Weather is an excellent tool in a GM’s arsenal. It can be nothing more than a backdrop to the adventure or an integral part of events. Hard rain, baking sun and dense fog all present brave adventurers with challenges and opportunities.
A wise GM does not obsess about the weather in his campaign (realism can be taken too far after all), but neither does he ignore it completely. Similarly, always saying the in-game weather is like the weather outside isn’t exactly ideal. Sometimes, weather can be nothing more than window dressing or a minor irritant. Other times, the weather can have a dramatic effect on the PCs’ fortunes (such as in the adventure Retribution).
I use weather in my Borderland of Adventure campaign for five basic reasons:
- Mood: Weather is a powerful factor in determining the mood of an encounter or adventure. Even if the characters are in a building, the weather affects them. Is it hot and muggy? Is it raining so hard they cannot leave without being drenched? Mountains cloaked in thick, low-lying cloud feel different to those bathed in warm sunshine; the former feel foreboding while the latter are much more inviting.
- Create Unique Challenges: In the same manner as interesting terrain, weather can affect combats and skill-based encounters. For example, driving rain and wind could hamper the use of missile weapons, but provide concealment enabling a character to sneak up on his enemies. Alternatively, snow may be heaped so deeply on the ground it impedes movement.
- Plot Device: Sometimes the weather can act as a plot device. For example, a ship wrecked on an isolated island after a fierce storm is a common mechanic to get the PCs involved in an adventure. Similarly, strange, unnatural weather can be a side effect of a villain’s insidiously evil scheme. Fierce storms can also trap the PCs in a location – or make them flee from it in the case of flooding – both of which could be the catalyst for an exciting adventure. Remember, different seasons can give rise to different kinds of adventure.

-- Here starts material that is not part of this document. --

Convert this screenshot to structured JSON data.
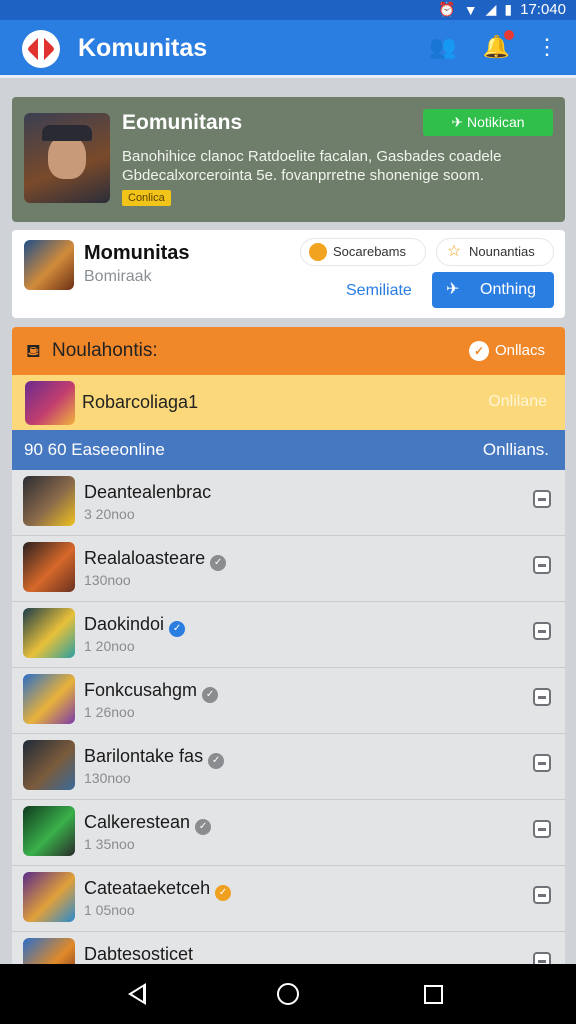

- Stalling Characters: Weather can stall character’s progress. In the depths of winter, movement is hard through the countryside particularly if there are no paved roads or heavy rains could wash out a bridge, stopping the PCs in their tracks. Not only does this stop them adventuring, it also gives them an excuse to do research, craft new magic items, forge new alliances and so on.
- Verisimilitude: Adventures and campaigns that never make use of the weather feel artificial. Is it always sunny? Does summer never seem to end? Describing the changing weather to the players gives them a sense of time passing and can act as the backdrop to realistic practises – bringing in the harvest, cutting firewood for the winter and so on.
So remember, weather is a powerful tool and a clever GM uses it to add excitement and flavour to his game.
Help Fellow Gamers!
Do you use weather in your adventures? Do you do it for other reasons other than those above? Tell us in the comments below and help fellow GMs craft exciting adventures!
8 thoughts on “GM Advice: How to Use Weather in Your Campaign”
Shipwrecks are the most overused tropes in any sort of RP environment.
It sounds like you have the kind of GM I used to have. He sunk everything we got on. That or it crashed into a mysterious island (that then sank).
they thought it was daft when i built my first boat. but i did it anyway. and it sank. so, i built another one. and that one sank. So, I built a third boat. that one was blown up, burned down at the docks, and sank to the bottom of the sea. but the 4th one has endured, that, Son, is what you’re going to inherit!
I have a player in my current campaign who won’t go anywhere by ship unless he has at least two swan boat tokens with him just in case. You sound just like him!
I use weather in a home campaign. The characters are in a forest controlled by fey courts that are tied to the four seasons. When a court is in power, the season changes to match.
That’s a very cool bit of flavour. Thanks for posting it up here!
Weather is a great resource for added excitement and fun. Thanks for the post, Creighton. A much-underrated aspect of role playing games 🙂
Big fan of this article! I used a dust storm just last week to encourage my characters to take shelter in the dungeon they were heading to. It added both a sense of urgency, and a need to stay inside despite the dangers. My only warning is not to overuse this technique as it can lead to railroading…